Carol and I also have visited the crypt, underneath the church, which is the final resting place of John Adams, Abigail Adams, John Quincy Adams, and Charlotte Adams. There just aren’t words to describe what it was like, being there. Standing there. I can still feel it.
It was a trip, made with our Pastor and his Wife, which we will never forget. The images just won’t leave.
I’m grateful for that.
This is another one of those great trips we’ve taken, and is “on the list” to share photos. We often get requests from friends who have joined us on some of these trips, who keep asking us, “When are you going to put together the video” or slide show, etc. Or, “When are you going to send us the pictures?” Even on trips when we’ve left the United States, we haven’t “gotten around yet” to sharing the stories or pictures from these trips. We usually don’t mention our trips publicly, but, on occasion, I’ll slip up and say something like, “Yeah, I remember seeing something like that in South America” or something, which is always met with something like, “I didn’t know you went to …”
One day … we’ll get around to it, I’m sure.
I always feel like I should be talking/sharing about something else besides us.
So, we’ll try to do better with sharing. If it’s any indication, this trip to the Adams Homestead … with our Pastor and Wife … was something like 12 years ago … or, longer …
I still consider the book “John Adams,” by David McCullough, the best biography I have read. David McCullough won the Pulitzer Prize for this (I was an early advocate) and for his book on Harry Truman. I must also mention in this writing how much I enjoyed his “1776” book. His descriptions of individuals knows no equal. I still vividly recall, from his book on John Adams, his physical descriptions of George Washington and Thomas Jefferson. I read the book, and wrote the excerpt below, well over 10 years ago. It is never “my time,” but “the time” to write or share, so, here now, is the excerpt I wrote over a decade ago:
On this day in early July, the week of our July 4th, I think back to reading this from the book on John Adams:
“That John Adams and Thomas Jefferson had died on the same day, and that it was, of all days, the Fourth of July, could not be seen as a mere coincidence.
‘It was a visible and palpable manifestation of Divine favor,’ wrote John Quincy Adams, in his diary that night, expressing what was felt and would be said again and again, everywhere the news spread.
In the weeks and months that followed, eulogies to Adams and Jefferson were delivered in all parts of the country and largely in the spirit that their departure should not be seen as a mournful event. They had lived to see the expanded greatness and consolidated strength of a pure republic. They had died amid the hosannas and grateful benedictions of a numerous happy and joyful people. And, on the nation’s 50th birthday. Which, said Daniel Webster in a speech in Boston, was proof from on high that our country and its benefactors are objects of His care. Webster’s eulogy, delivered at Faniel Hall, on August 2nd, lasted two hours.”

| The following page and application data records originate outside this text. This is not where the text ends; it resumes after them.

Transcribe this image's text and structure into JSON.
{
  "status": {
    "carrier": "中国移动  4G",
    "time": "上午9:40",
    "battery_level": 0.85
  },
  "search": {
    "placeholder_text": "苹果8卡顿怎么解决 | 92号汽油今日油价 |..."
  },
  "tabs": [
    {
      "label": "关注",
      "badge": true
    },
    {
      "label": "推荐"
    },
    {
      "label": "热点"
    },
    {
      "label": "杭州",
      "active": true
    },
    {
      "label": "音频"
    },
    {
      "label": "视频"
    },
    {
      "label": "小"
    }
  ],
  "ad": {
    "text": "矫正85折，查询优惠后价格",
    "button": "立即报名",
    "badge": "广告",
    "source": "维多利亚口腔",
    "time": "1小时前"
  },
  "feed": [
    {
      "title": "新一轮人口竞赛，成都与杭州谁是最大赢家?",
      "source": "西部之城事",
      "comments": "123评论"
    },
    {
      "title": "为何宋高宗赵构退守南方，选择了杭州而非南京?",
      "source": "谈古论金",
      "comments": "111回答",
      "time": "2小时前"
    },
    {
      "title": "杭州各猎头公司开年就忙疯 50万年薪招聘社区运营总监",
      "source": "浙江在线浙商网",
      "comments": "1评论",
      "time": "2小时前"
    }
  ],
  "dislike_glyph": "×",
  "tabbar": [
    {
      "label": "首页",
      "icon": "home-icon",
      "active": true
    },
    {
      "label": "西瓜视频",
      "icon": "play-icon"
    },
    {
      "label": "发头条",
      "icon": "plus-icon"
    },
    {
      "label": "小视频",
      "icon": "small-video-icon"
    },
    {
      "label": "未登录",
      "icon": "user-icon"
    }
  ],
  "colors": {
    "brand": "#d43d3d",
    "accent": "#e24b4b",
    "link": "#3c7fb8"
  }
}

I just remembered … we’re flying out early Monday morning … to spend several days in the Deep South … I haven’t finished writing about our last trip there … several years ago …
Ted and Carol
P.S. Following 12 years of bitter silence caused by their disagreement over the role of the new federal government, these two old friends managed to reestablish the discourse of their younger years spent in Philadelphia, where they both served in the Continental Congress, and Paris, where they served together as ambassadors to France. In 1812, Benjamin Rush, a Patriot and physician from Philadelphia, initiated a renewed correspondence and reconciliation between his two friends and ex-presidents. The correspondence continued until Adams and Jefferson both died on July 4, 1826, the 50th anniversary of the Declaration of Independence that all three friends had signed in 1776.